So, the night went good. I thought it was going to be a benign duty. But when 2AM came, a doctor called our phone, referring a patient who had a myocardial infarction a week ago from another hospital. I told the doctor that we don’t have a functional ICU and our isolation rooms are fully occupied. So, we would not be able to admit the patient.

The patient is 64 years old having chest pains and was treated initially in our triage.

The patient had 92% O2 saturation, BP of 90/50, HR of 88, RR 19, T 36.6.

The patient was asked to undergo antigen test for COvid, and was taken Troponin I too by the Med Tech, as ordered by the resident.

Troponin I levels

Normal range: below 0.04 ng/ml

Probable heart attack: above 0.40 ng/ml

Upon waiting, I took the ECG of the patient and the Respiratory Therapist placed an oxygen 2-3 L to the patient via nasal cannula, as ordered by our resident doctor.

The ordered medications to the patient are as follows:

  1. Omeprazole 40 mg via IV now
  2. Atorvastatin 80 mg/ 1 tab taken orally now
  3. Aspirin 80 mg tab 4 tabs now, which was masticated by the patient
  4. Clopidogrel 75 mg/tab 4 tabs now, which was masticated by the patient
  5. Isordil 5mg/ 1 tab now sublingually
  6. Morphine 2mg IV now

However, we don’t have stocks for Morphine.
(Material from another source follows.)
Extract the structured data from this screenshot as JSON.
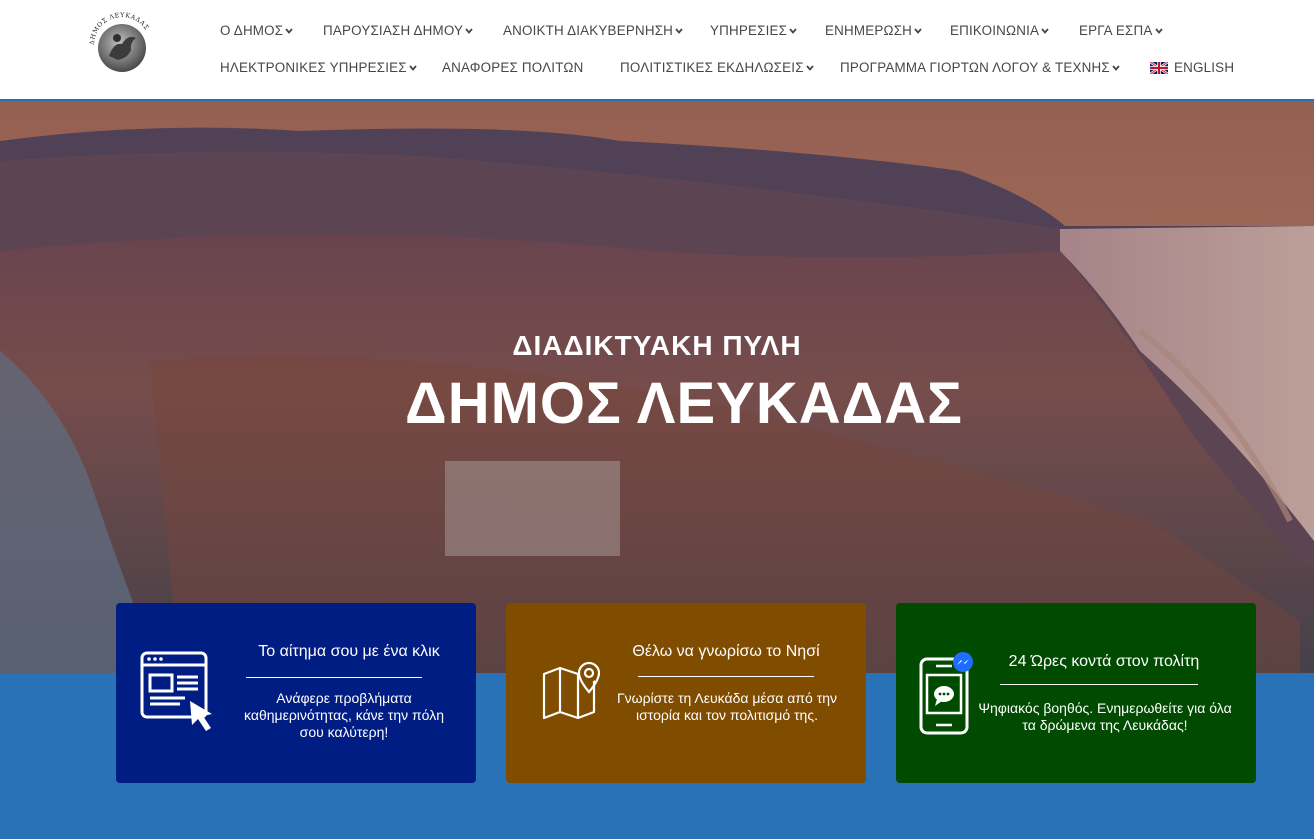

The patient was in pain. Somehow, it was relieved temporarily by the other medications.

After a few minutes, the result of the antigen test of the patient was positive for COVID.

Our resident doctor made a referral slip of the patient for transfer to hospital of choice.
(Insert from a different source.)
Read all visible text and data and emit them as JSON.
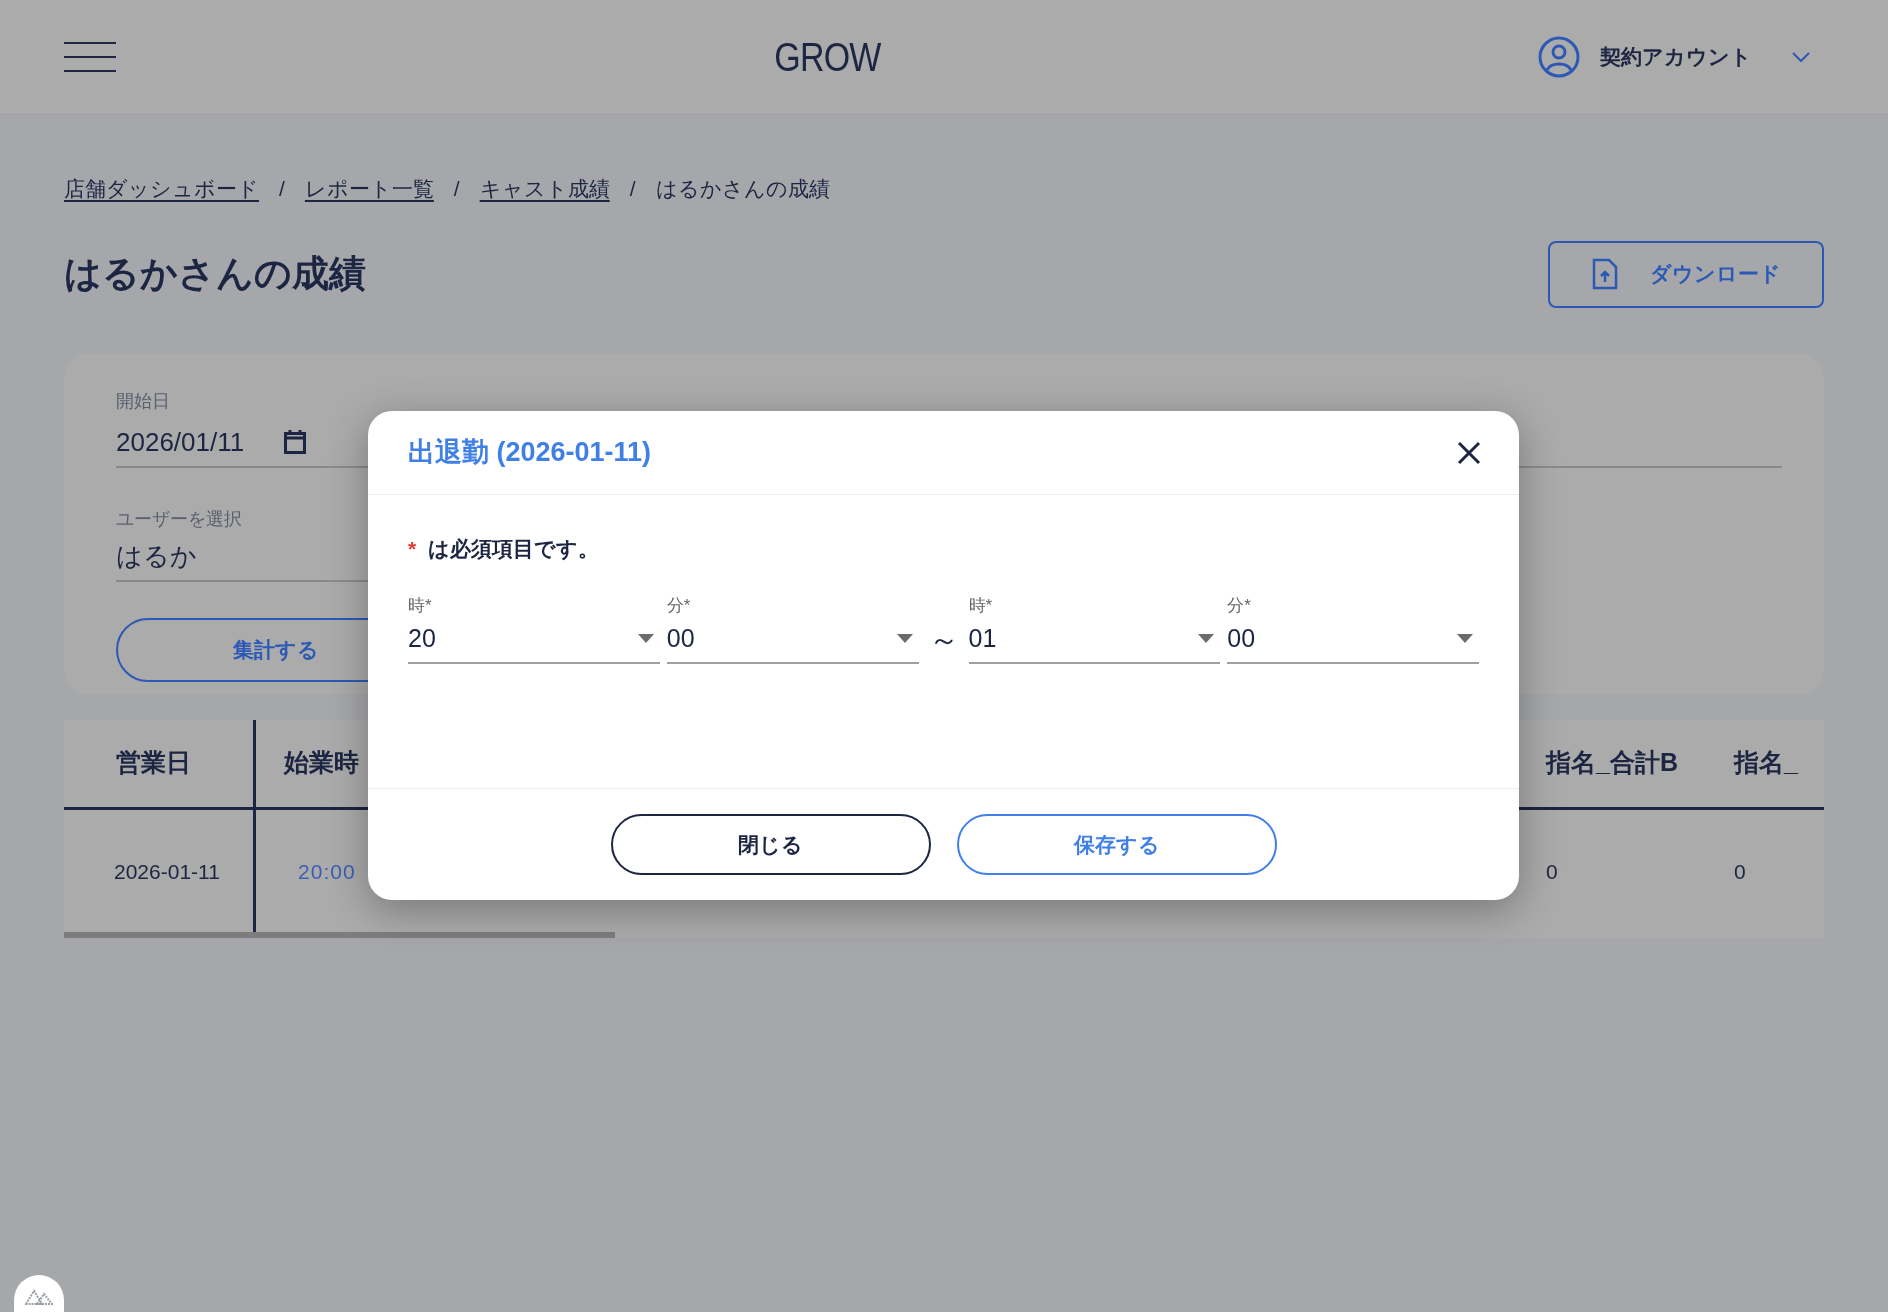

After the relatives settled the payment, the patient was discharged for transfer to another hospital.

I still learned something new today. Maybe, I should just focus in my work and studies to divert my attention from my beautiful emotional petty concerns in life.
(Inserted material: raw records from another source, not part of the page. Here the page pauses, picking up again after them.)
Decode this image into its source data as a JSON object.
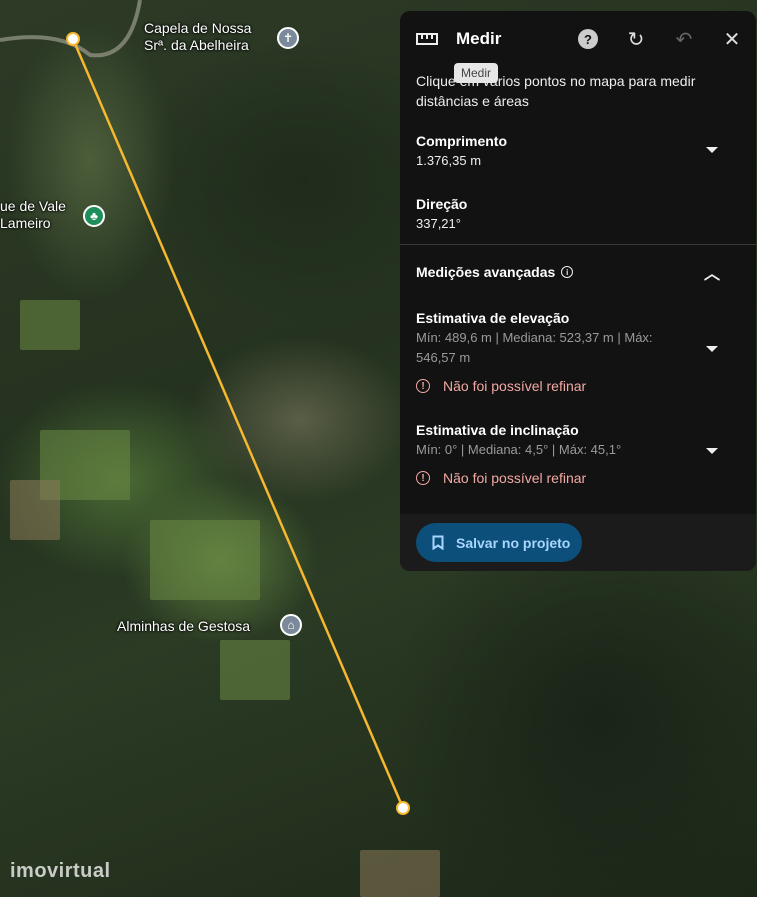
{
  "map": {
    "labels": {
      "chapel": "Capela de Nossa\nSrª. da Abelheira",
      "chapel_line1": "Capela de Nossa",
      "chapel_line2": "Srª. da Abelheira",
      "park_line1": "ue de Vale",
      "park_line2": "Lameiro",
      "alminhas": "Alminhas de Gestosa"
    },
    "watermark": "imovirtual",
    "line_color": "#f5b82e"
  },
  "panel": {
    "title": "Medir",
    "tooltip": "Medir",
    "description": "Clique em vários pontos no mapa para medir distâncias e áreas",
    "length": {
      "label": "Comprimento",
      "value": "1.376,35 m"
    },
    "direction": {
      "label": "Direção",
      "value": "337,21°"
    },
    "advanced": {
      "label": "Medições avançadas",
      "elevation": {
        "label": "Estimativa de elevação",
        "value": "Mín: 489,6 m | Mediana: 523,37 m | Máx: 546,57 m",
        "error": "Não foi possível refinar"
      },
      "slope": {
        "label": "Estimativa de inclinação",
        "value": "Mín: 0° | Mediana: 4,5° | Máx: 45,1°",
        "error": "Não foi possível refinar"
      }
    },
    "save_label": "Salvar no projeto"
  }
}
Still, thank You God.

1. Omeprazole – (Proton Pump Inhibitor) – works by decreasing the amount of acid your stomach makes. It relieves symptoms such as heartburn, difficulty swallowing, and persistent cough
2. Atorvastatin – (HMG CoA reductase inhibitors) – used together with diet to lower blood levels of “bad” cholesterol (low-density lipoprotein, or LDL), to increase levels of “good” cholesterol (high-density lipoprotein, or HDL), and to lower triglycerides (a type of fat in the blood).
3. Aspirin (Salicylate) –  It works by reducing substances in the body that cause painfever, and inflammation. It is used to treat pain, and reduce fever or inflammation. It is sometimes used to treat or prevent heart attacks, strokes, and chest pain (angina).
4. Clopidogrel – (P2Y12 inhibitors) – used to lower risk of having a stroke, blood clot, or serious heart problem after a heart attack, severe chest pain (angina), or circulation problems.
5. Isordil – (Nitrate) – A nitrate that dilates (widens) blood vessels, making it easier for blood to flow through them and easier for the heart to pump. Isosorbide mononitrate is used to prevent angina attacks (chest pain).
Isosorbide mononitrate will not treat an angina attack that has already begun.
6. Morphine – (Opiod/ Narcotic) – used to treat moderate to severe pain. Short-acting formulations are taken as needed for pain.